Intellectual property, very broadly, means the legal rights which result from intellectual activity in the industrial, scientific, literary and artistic fields. Countries have laws to protect intellectual property for two main reasons. One is to give statutory expression to the moral and economic rights of creators in their creations and the rights of the public in access to those creations. The second is to promote, as a deliberate act of Government policy, creativity and the dissemination and application of its results and to encourage fair trading which would contribute to economic and social development.
Intellectual property is divided into two categories:
Industrial Property includes patents for inventions, trademarks, industrial designs and geographical indications. Copyright covers literary works (such as novels, poems and plays), films, music, and artistic works (e.g., drawings, paintings, photographs and sculptures) and architectural design.
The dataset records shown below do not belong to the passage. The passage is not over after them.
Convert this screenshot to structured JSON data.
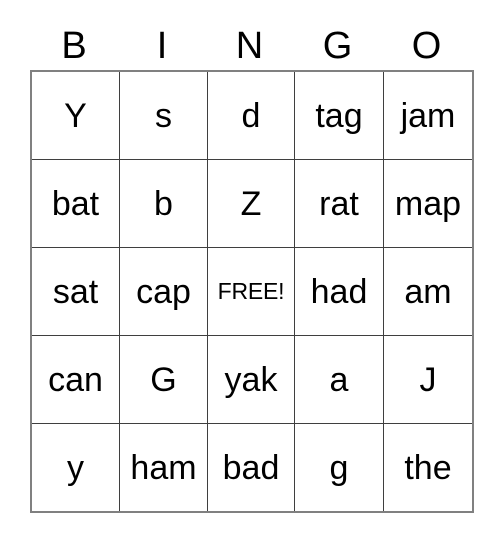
{
  "card": {
    "title": "BINGO",
    "headers": [
      "B",
      "I",
      "N",
      "G",
      "O"
    ],
    "free_space_label": "FREE!",
    "free_space_position": {
      "row": 2,
      "col": 2
    },
    "text_color": "#000000",
    "background_color": "#ffffff",
    "grid_line_color": "#3f3f3f",
    "outer_border_color": "#808080",
    "rows": [
      {
        "cells": [
          {
            "text": "Y",
            "free": false
          },
          {
            "text": "s",
            "free": false
          },
          {
            "text": "d",
            "free": false
          },
          {
            "text": "tag",
            "free": false
          },
          {
            "text": "jam",
            "free": false
          }
        ]
      },
      {
        "cells": [
          {
            "text": "bat",
            "free": false
          },
          {
            "text": "b",
            "free": false
          },
          {
            "text": "Z",
            "free": false
          },
          {
            "text": "rat",
            "free": false
          },
          {
            "text": "map",
            "free": false
          }
        ]
      },
      {
        "cells": [
          {
            "text": "sat",
            "free": false
          },
          {
            "text": "cap",
            "free": false
          },
          {
            "text": "FREE!",
            "free": true
          },
          {
            "text": "had",
            "free": false
          },
          {
            "text": "am",
            "free": false
          }
        ]
      },
      {
        "cells": [
          {
            "text": "can",
            "free": false
          },
          {
            "text": "G",
            "free": false
          },
          {
            "text": "yak",
            "free": false
          },
          {
            "text": "a",
            "free": false
          },
          {
            "text": "J",
            "free": false
          }
        ]
      },
      {
        "cells": [
          {
            "text": "y",
            "free": false
          },
          {
            "text": "ham",
            "free": false
          },
          {
            "text": "bad",
            "free": false
          },
          {
            "text": "g",
            "free": false
          },
          {
            "text": "the",
            "free": false
          }
        ]
      }
    ]
  }
}
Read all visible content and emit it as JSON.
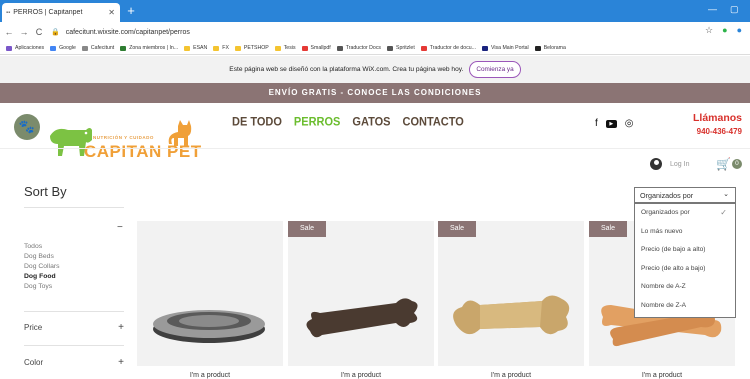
{
  "browser": {
    "tab_title": "PERROS | Capitanpet",
    "tab_favicon": "wix-favicon",
    "url": "cafecitunt.wixsite.com/capitanpet/perros",
    "bookmarks": [
      {
        "label": "Aplicaciones",
        "color": "#7a57c9"
      },
      {
        "label": "Google",
        "color": "#4285f4"
      },
      {
        "label": "Cafecitunt",
        "color": "#888888"
      },
      {
        "label": "Zona miembros | In...",
        "color": "#2f7d32"
      },
      {
        "label": "ESAN",
        "color": "#f4c430"
      },
      {
        "label": "FX",
        "color": "#f4c430"
      },
      {
        "label": "PETSHOP",
        "color": "#f4c430"
      },
      {
        "label": "Tesis",
        "color": "#f4c430"
      },
      {
        "label": "Smallpdf",
        "color": "#e53935"
      },
      {
        "label": "Traductor Docs",
        "color": "#555555"
      },
      {
        "label": "Spritzlet",
        "color": "#555555"
      },
      {
        "label": "Traductor de docu...",
        "color": "#e53935"
      },
      {
        "label": "Visa Main Portal",
        "color": "#1a237e"
      },
      {
        "label": "Belorama",
        "color": "#222222"
      }
    ]
  },
  "wix_banner": {
    "text": "Este página web se diseñó con la plataforma WiX.com. Crea tu página web hoy.",
    "cta": "Comienza ya"
  },
  "shipping_bar": "ENVÍO GRATIS - CONOCE LAS CONDICIONES",
  "logo": {
    "subtitle": "NUTRICIÓN Y CUIDADO",
    "name": "CAPITAN PET"
  },
  "nav": [
    "DE TODO",
    "PERROS",
    "GATOS",
    "CONTACTO"
  ],
  "nav_active": "PERROS",
  "contact": {
    "title": "Llámanos",
    "phone": "940-436-479"
  },
  "account": {
    "login": "Log In",
    "cart_count": "0"
  },
  "filters": {
    "sort_title": "Sort By",
    "categories": [
      "Todos",
      "Dog Beds",
      "Dog Collars",
      "Dog Food",
      "Dog Toys"
    ],
    "selected_category": "Dog Food",
    "facets": [
      "Price",
      "Color"
    ]
  },
  "sort": {
    "selected": "Organizados por",
    "options": [
      "Organizados por",
      "Lo más nuevo",
      "Precio (de bajo a alto)",
      "Precio (de alto a bajo)",
      "Nombre de A-Z",
      "Nombre de Z-A"
    ]
  },
  "products": [
    {
      "name": "I'm a product",
      "sale": "",
      "image": "steel-bowl"
    },
    {
      "name": "I'm a product",
      "sale": "Sale",
      "image": "bone-chew"
    },
    {
      "name": "I'm a product",
      "sale": "Sale",
      "image": "rawhide-knot"
    },
    {
      "name": "I'm a product",
      "sale": "Sale",
      "image": "rawhide-bones"
    }
  ],
  "colors": {
    "accent": "#8b7474",
    "nav_active": "#6bbd2e",
    "phone": "#d8312c",
    "logo": "#f0a038"
  }
}
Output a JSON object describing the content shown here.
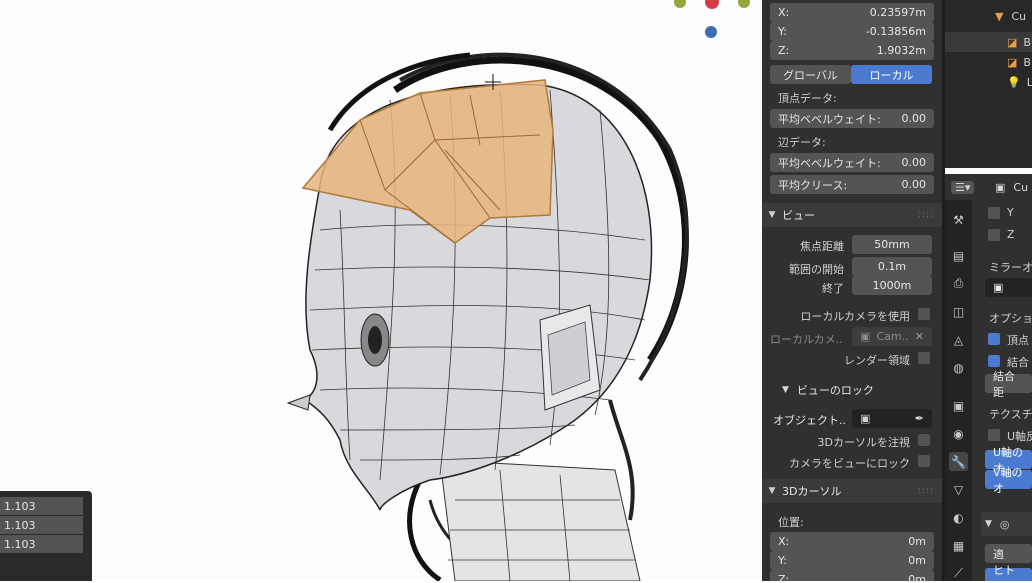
{
  "item": {
    "x_label": "X:",
    "x_value": "0.23597m",
    "y_label": "Y:",
    "y_value": "-0.13856m",
    "z_label": "Z:",
    "z_value": "1.9032m",
    "global_label": "グローバル",
    "local_label": "ローカル",
    "vertex_data_label": "頂点データ:",
    "vertex_bevel_label": "平均ベベルウェイト:",
    "vertex_bevel_value": "0.00",
    "edge_data_label": "辺データ:",
    "edge_bevel_label": "平均ベベルウェイト:",
    "edge_bevel_value": "0.00",
    "crease_label": "平均クリース:",
    "crease_value": "0.00"
  },
  "view": {
    "title": "ビュー",
    "focal_label": "焦点距離",
    "focal_value": "50mm",
    "clip_start_label": "範囲の開始",
    "clip_start_value": "0.1m",
    "clip_end_label": "終了",
    "clip_end_value": "1000m",
    "local_camera_label": "ローカルカメラを使用",
    "local_camera_field_label": "ローカルカメ..",
    "camera_value": "Cam..",
    "render_region_label": "レンダー領域",
    "lock_title": "ビューのロック",
    "object_label": "オブジェクト..",
    "lock_cursor_label": "3Dカーソルを注視",
    "lock_camera_label": "カメラをビューにロック"
  },
  "cursor3d": {
    "title": "3Dカーソル",
    "location_label": "位置:",
    "x_label": "X:",
    "x_value": "0m",
    "y_label": "Y:",
    "y_value": "0m",
    "z_label": "Z:",
    "z_value": "0m"
  },
  "redo_panel": {
    "values": [
      "1.103",
      "1.103",
      "1.103"
    ]
  },
  "outliner": {
    "items": [
      "Cu",
      "B",
      "B",
      "L"
    ]
  },
  "properties": {
    "object_name": "Cu",
    "axis_y": "Y",
    "axis_z": "Z",
    "mirror_label": "ミラーオ",
    "options_label": "オプショ",
    "vertex_label": "頂点",
    "merge_label": "結合",
    "merge_dist_label": "結合距",
    "texture_label": "テクスチ",
    "u_axis_label": "U軸反",
    "u_offset_label": "U軸のオ",
    "v_offset_label": "V軸のオ",
    "bottom_btn1": "適",
    "bottom_btn2": "ヒトアル"
  },
  "colors": {
    "accent_blue": "#4b7ad1",
    "selected_face": "#e8b57c",
    "panel_bg": "#303030",
    "field_bg": "#545454"
  }
}
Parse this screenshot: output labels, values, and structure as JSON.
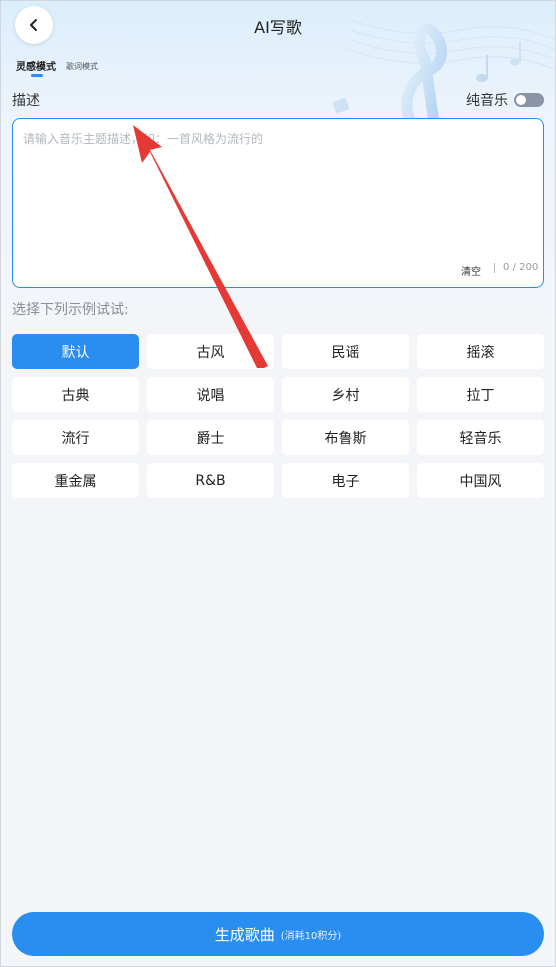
{
  "header": {
    "title": "AI写歌"
  },
  "tabs": [
    {
      "label": "灵感模式",
      "active": true
    },
    {
      "label": "歌词模式",
      "active": false
    }
  ],
  "description": {
    "label": "描述",
    "placeholder": "请输入音乐主题描述，如：一首风格为流行的",
    "clear_label": "清空",
    "counter": "0 / 200"
  },
  "pure_music": {
    "label": "纯音乐",
    "enabled": false
  },
  "examples": {
    "label": "选择下列示例试试:",
    "items": [
      {
        "label": "默认",
        "selected": true
      },
      {
        "label": "古风"
      },
      {
        "label": "民谣"
      },
      {
        "label": "摇滚"
      },
      {
        "label": "古典"
      },
      {
        "label": "说唱"
      },
      {
        "label": "乡村"
      },
      {
        "label": "拉丁"
      },
      {
        "label": "流行"
      },
      {
        "label": "爵士"
      },
      {
        "label": "布鲁斯"
      },
      {
        "label": "轻音乐"
      },
      {
        "label": "重金属"
      },
      {
        "label": "R&B"
      },
      {
        "label": "电子"
      },
      {
        "label": "中国风"
      }
    ]
  },
  "generate": {
    "label": "生成歌曲",
    "cost_label": "(消耗10积分)"
  },
  "icons": {
    "back": "chevron-left-icon",
    "decoration": "treble-clef-music-note-icon",
    "annotation": "red-arrow-icon"
  },
  "colors": {
    "accent": "#2a8ef0",
    "arrow": "#e53935",
    "toggle_off": "#8a94a6"
  }
}
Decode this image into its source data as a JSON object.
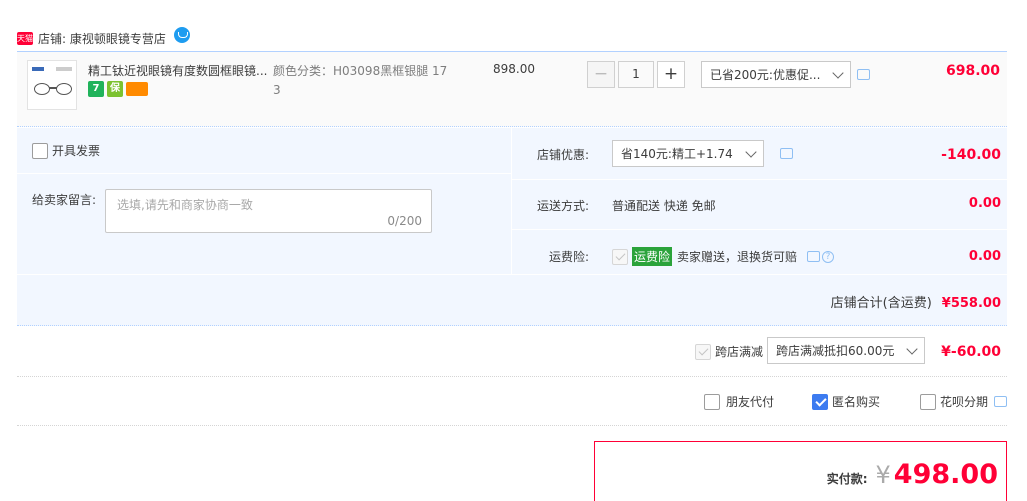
{
  "shop": {
    "badge": "天猫",
    "label": "店铺: 康视顿眼镜专营店"
  },
  "item": {
    "title": "精工钛近视眼镜有度数圆框眼镜...",
    "sku": "颜色分类：H03098黑框银腿 17 3",
    "unit_price": "898.00",
    "quantity": "1",
    "promo_select": "已省200元:优惠促...",
    "item_total": "698.00",
    "service_icons": [
      "7",
      "保",
      "card-icon"
    ]
  },
  "invoice": {
    "label": "开具发票"
  },
  "message": {
    "label": "给卖家留言:",
    "placeholder": "选填,请先和商家协商一致",
    "counter": "0/200"
  },
  "shop_discount": {
    "label": "店铺优惠:",
    "select": "省140元:精工+1.74",
    "amount": "-140.00"
  },
  "shipping": {
    "label": "运送方式:",
    "value": "普通配送 快递 免邮",
    "amount": "0.00"
  },
  "insurance": {
    "label": "运费险:",
    "badge": "运费险",
    "text": "卖家赠送，退换货可赔",
    "amount": "0.00"
  },
  "shop_total": {
    "label": "店铺合计(含运费)",
    "amount": "¥558.00"
  },
  "cross_store": {
    "label": "跨店满减",
    "select": "跨店满减抵扣60.00元",
    "amount": "¥-60.00"
  },
  "options": {
    "friend_pay": "朋友代付",
    "anonymous": "匿名购买",
    "huabei": "花呗分期"
  },
  "payment": {
    "label": "实付款:",
    "currency": "¥",
    "amount": "498.00"
  },
  "colors": {
    "accent_red": "#ff0036",
    "panel_blue": "#f2f7ff",
    "check_blue": "#3c7bf0",
    "insurance_green": "#2ba33b"
  }
}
Rights related to copyright include those of performing artists in their performances, producers of phonograms in their recordings, and broadcasters in their radio and television programs.
A trademark is a distinctive sign that identifies certain goods or services produced or provided by an individual or a company.
Trademark protection ensures that the owners of marks have the exclusive right to use them to identify goods or services, or to authorize others to use them in return for payment. The period of protection varies, but a trademark can be renewed indefinitely upon payment of the corresponding fees. Trademark protection is legally enforced by courts that, in most systems, have the authority to stop trademark infringement. Trademark protection also hinders the efforts of unfair competitors, such as counterfeiters, to use similar distinctive signs to market inferior or different products or services.
How is a trademark registered?
First, an application for registration of a trademark must be filed with the appropriate national or regional trademark office. The application must contain a clear reproduction of the sign filed for registration, including any colors, forms or three-dimensional features. It must also contain a list of the goods or services to which the sign would apply. The sign must fulfil certain conditions in order to be protected as a trademark or other type of mark. It must be distinctive, so that consumers should be able to recognise the sign for what it is, for example as an indication of origin. It should distinguish from other companies in the marketplace so that identifying other products, as well as identify a particular product with it. It must neither mislead nor deceive customers nor violate public order or morality. Finally, the rights applied for cannot be the same as, or similar to, rights already granted to another trademark owner. This may be determined through search and examination by national offices, or by the opposition of third parties who claim to have similar or identical rights. The trade mark should not describe the service or goods that you sell.
The Amending Regulation (EU) No 2015/2424 removes the graphical representation requirement. This means that, from 24-09-2017, signs can be represented in any appropriate form using generally available technology, as long as the representation is clear, precise, self-contained, easily accessible, intelligible, durable and objective.
Application for Registration
The Cyprus trademark legislation comprises of the Cyprus Trademark Law, Cap. 268, as amended.
To register a trademark a lawyer licensed to practise law in Cyprus must be appointed to file a full application (in Greek) with the Trademarks Registrar, containing all relevant details, including the name, address and occupation of the applicant, the name and/or picture of the mark and a form signed by the applicant authorizing the lawyer to file the application (power of attorney).
EUIPO is the European Union Intellectual Property Office responsible for managing the EU trade mark and the registered Community design. An application for registration of a trademark can be submitted to the EUIPO. A European Union trade mark (EUTM) grants exclusive rights in all current and future Member States of the European Union through a single registration, filed online.
Cyprus is a member of both the Madrid Agreement and the Madrid Protocol, meaning that anyone that has a Registered national trademark in Cyprus can apply for its registration to all country members of the Madrid Union (more than 60 countries).
How extensive is trademark protection?
Almost all countries in the world register and protect trademarks. Each national or regional office maintains a Register of Trademarks containing full application information on all registrations and renewals, which facilitates examination, search and potential opposition by third parties. The effects of the registration are, however, limited to the country (or, in the case of regional registration, countries) concerned. To avoid the need to register separate applications with each national or regional office, WIPO administers an international registration system for trademarks. The system is governed by two treaties: the Madrid Agreement Concerning the International Registration of Marks and the Madrid Protocol. Persons with a link (be it through nationality, domicile or establishment) to a country party to one or both of these treaties may, on the basis of a registration or application with the trademark office of that country (or related region), obtain an international registration having effect in some or all of the other countries of the Madrid Union.
The content of this article is intended to provide a general guide to the subject matter. Specialist advice should be sought on your specific circumstances. For further information, you may contact Mrs Xenia Kasapi at firstname.lastname@example.orgemail@example.com